Purpose: Episiotomy is one of the most commonly performed procedures among women of childbearing age in the United States. In 2005, a major systematic review conducted by Hartmann and colleagues recommended against routine use of episiotomy and was widely covered in the media. We assessed the impact of the Hartman et al. study on episiotomy trend. Methods: Based on 100 % hospital discharge data from eight states in 2003-2008, we used interrupted time series regression models to estimate the impact of the Hartman et al. review on episiotomy rates. We used mixed-effects regression models to assess whether interhospital variation was reduced over time. Results: After controlling for underlying trend, episiotomy rates dropped by 1.4 percentage points after Hartman et al. publication (p < 0.01 for spontaneous delivery; p < 0.1 for operative delivery). The publication has smaller effect on government hospitals as compared to private hospitals. Mixed effects models estimated negative correlation between cross-time and cross-hospital variations in episiotomy rates, indicating reduced cross-hospital variation over time. Conclusions: Our results suggested that there has been a gradual decline in episiotomy rates over the period 2003-2008, and that synthesis of evidence showing harms from routine episiotomy had limited impact on practice patterns in the case of episiotomy.

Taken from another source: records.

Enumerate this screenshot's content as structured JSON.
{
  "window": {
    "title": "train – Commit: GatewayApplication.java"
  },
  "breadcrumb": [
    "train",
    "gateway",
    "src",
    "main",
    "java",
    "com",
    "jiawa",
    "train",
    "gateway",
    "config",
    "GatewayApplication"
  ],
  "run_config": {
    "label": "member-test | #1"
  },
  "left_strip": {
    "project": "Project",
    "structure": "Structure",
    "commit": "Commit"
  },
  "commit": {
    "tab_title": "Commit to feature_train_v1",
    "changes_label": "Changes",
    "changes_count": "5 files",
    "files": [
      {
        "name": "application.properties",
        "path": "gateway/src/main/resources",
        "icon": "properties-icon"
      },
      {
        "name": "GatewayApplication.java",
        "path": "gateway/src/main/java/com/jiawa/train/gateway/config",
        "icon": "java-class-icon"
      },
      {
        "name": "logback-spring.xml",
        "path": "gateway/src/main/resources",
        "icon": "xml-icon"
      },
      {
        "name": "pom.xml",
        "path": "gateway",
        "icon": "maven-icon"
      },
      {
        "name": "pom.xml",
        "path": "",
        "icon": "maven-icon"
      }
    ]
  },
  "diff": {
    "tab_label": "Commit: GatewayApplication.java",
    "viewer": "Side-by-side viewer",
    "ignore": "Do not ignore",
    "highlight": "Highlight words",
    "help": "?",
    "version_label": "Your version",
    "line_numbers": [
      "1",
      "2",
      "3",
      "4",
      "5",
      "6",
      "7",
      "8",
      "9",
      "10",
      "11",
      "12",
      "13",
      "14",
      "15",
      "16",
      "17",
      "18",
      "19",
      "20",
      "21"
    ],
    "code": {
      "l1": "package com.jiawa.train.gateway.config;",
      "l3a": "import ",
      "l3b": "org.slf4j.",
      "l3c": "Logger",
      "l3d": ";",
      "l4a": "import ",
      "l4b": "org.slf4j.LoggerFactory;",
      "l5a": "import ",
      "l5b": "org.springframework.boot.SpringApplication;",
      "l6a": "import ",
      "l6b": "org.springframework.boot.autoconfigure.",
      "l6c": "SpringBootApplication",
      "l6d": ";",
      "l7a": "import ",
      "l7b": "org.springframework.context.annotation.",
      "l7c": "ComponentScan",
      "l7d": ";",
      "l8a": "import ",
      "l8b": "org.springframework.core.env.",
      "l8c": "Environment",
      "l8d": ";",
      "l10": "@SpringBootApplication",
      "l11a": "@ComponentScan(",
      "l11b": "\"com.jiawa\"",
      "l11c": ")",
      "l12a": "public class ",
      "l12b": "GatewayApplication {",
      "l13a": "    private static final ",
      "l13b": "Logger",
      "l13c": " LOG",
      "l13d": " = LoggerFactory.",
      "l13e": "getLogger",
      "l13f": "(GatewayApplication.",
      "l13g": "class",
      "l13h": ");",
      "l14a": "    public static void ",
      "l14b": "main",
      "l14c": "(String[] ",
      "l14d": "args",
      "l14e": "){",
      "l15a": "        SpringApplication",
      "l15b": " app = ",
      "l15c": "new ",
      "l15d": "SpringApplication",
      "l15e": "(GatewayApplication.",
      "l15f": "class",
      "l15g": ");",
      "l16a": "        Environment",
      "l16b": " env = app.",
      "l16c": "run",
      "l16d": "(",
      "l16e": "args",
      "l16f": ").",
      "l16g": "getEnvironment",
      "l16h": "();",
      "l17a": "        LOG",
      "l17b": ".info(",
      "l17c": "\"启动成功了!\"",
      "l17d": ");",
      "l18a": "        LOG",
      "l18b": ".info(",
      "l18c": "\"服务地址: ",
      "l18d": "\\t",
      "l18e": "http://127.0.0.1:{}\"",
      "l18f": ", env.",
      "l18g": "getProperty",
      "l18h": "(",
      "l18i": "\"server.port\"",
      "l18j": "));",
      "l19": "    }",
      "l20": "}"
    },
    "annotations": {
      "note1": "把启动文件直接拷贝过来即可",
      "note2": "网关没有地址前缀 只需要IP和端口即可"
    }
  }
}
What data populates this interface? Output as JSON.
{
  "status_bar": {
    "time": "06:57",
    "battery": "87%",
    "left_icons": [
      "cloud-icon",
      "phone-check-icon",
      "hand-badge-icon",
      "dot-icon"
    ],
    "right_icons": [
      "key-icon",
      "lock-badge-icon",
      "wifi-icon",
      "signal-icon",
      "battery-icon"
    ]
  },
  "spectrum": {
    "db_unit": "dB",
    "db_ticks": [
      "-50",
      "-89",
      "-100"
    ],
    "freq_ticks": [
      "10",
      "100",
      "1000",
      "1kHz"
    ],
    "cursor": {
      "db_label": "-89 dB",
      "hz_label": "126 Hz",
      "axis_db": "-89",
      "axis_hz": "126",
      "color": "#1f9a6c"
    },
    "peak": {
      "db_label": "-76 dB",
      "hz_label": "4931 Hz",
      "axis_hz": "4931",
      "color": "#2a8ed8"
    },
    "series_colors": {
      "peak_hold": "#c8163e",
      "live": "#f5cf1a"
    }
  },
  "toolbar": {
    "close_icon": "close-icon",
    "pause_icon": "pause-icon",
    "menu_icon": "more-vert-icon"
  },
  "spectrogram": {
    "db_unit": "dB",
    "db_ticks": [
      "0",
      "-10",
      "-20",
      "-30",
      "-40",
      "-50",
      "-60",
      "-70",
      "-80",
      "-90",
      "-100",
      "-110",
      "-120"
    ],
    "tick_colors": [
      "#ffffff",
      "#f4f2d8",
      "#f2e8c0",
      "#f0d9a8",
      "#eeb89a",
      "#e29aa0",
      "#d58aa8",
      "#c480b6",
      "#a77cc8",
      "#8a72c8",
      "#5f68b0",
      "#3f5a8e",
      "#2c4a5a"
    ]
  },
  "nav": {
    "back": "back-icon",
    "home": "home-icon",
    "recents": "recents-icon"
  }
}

The experience of episiotomy illustrates the challenge of using comparative effectiveness and evidenced-based medicine to reduce use of unnecessary procedures.
- Interrupted time series regression models
- Practice pattern
ASJC Scopus subject areas
- Obstetrics and Gynecology